  30. Tanzania Development Research Group: 1993, Parent’s Attitudes and Strategies Towards Education in Rural Tanzania – Final Report, Dar es Salaam.Google Scholar
  31. United Nations1989UN Convention on the Rights of the ChildUNNew YorkGoogle Scholar
  32. United Nations Educational Scientific and Cultural Organisation: 1990, World Conference on Education for All Jomtein, Thailand.Google Scholar
  33. United Nations Educational Scientific and Cultural Organisation Towards a Deeper Reflection on Sustainable Development on line accessed 13 March 2003.
  34. United Nations Children’s Fund1999Children Orphaned by AIDSUNICEFNew YorkGoogle Scholar
  35. United Nations Education, Scientific and Cultural Organisation2000Education for All: The 2000 AssessmentUNESCONew YorkGoogle Scholar
  36. United Nations Children’s Fund2002The State of the World’s Children 2002UNICEFNew YorkGoogle Scholar
  37. United Nations Aids2002Report on the Global HIV/AIDs Epidemic 2002UNAIDSGenevaGoogle Scholar
  38. Warren, D. M., Slikkerveer, L. J., Brokensha, D. 1995The Cultural Dimension of Development: Indigenous Knowledge SystemsIntermediate Technology PublicationsLondonGoogle Scholar
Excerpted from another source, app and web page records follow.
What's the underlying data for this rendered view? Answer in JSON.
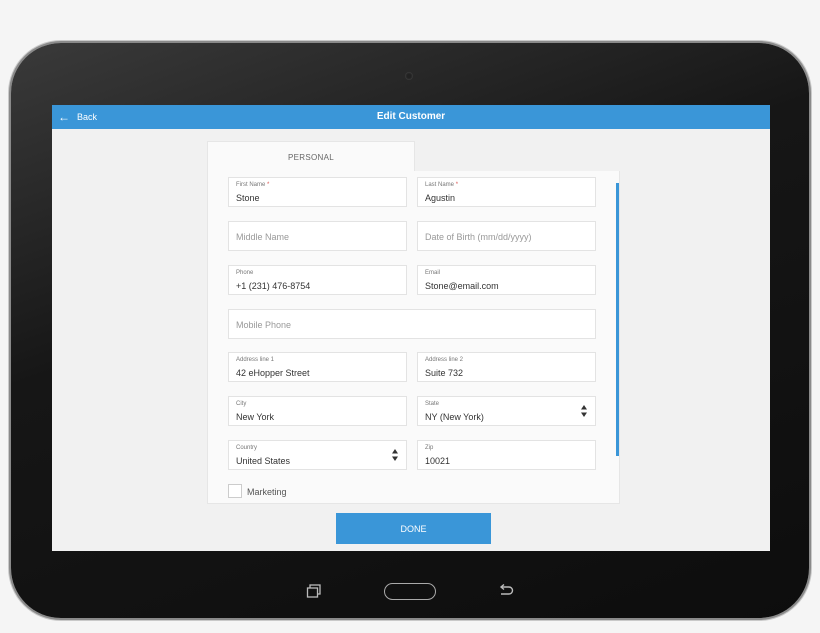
{
  "topbar": {
    "back_label": "Back",
    "title": "Edit Customer"
  },
  "tabs": [
    {
      "label": "PERSONAL"
    }
  ],
  "form": {
    "first_name": {
      "label": "First Name",
      "required": "*",
      "value": "Stone"
    },
    "last_name": {
      "label": "Last Name",
      "required": "*",
      "value": "Agustin"
    },
    "middle_name": {
      "placeholder": "Middle Name"
    },
    "date_of_birth": {
      "placeholder": "Date of Birth (mm/dd/yyyy)"
    },
    "phone": {
      "label": "Phone",
      "value": "+1 (231) 476-8754"
    },
    "email": {
      "label": "Email",
      "value": "Stone@email.com"
    },
    "mobile_phone": {
      "placeholder": "Mobile Phone"
    },
    "address_line_1": {
      "label": "Address line 1",
      "value": "42 eHopper Street"
    },
    "address_line_2": {
      "label": "Address line 2",
      "value": "Suite 732"
    },
    "city": {
      "label": "City",
      "value": "New York"
    },
    "state": {
      "label": "State",
      "value": "NY (New York)"
    },
    "country": {
      "label": "Country",
      "value": "United States"
    },
    "zip": {
      "label": "Zip",
      "value": "10021"
    },
    "marketing": {
      "label": "Marketing",
      "checked": false
    }
  },
  "done_label": "DONE",
  "colors": {
    "accent": "#3a96d8",
    "required": "#d9534f"
  }
}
Copyright information

© Springer 2005

Authors and Affiliations

  1. 1.Department of Educational PsychologyUniversity of Dar es SalaamDar es SalaamTanzania
  2. 2.Department of Educational StudiesUniversity of GlasgowGlasgowScotland

Personalised recommendations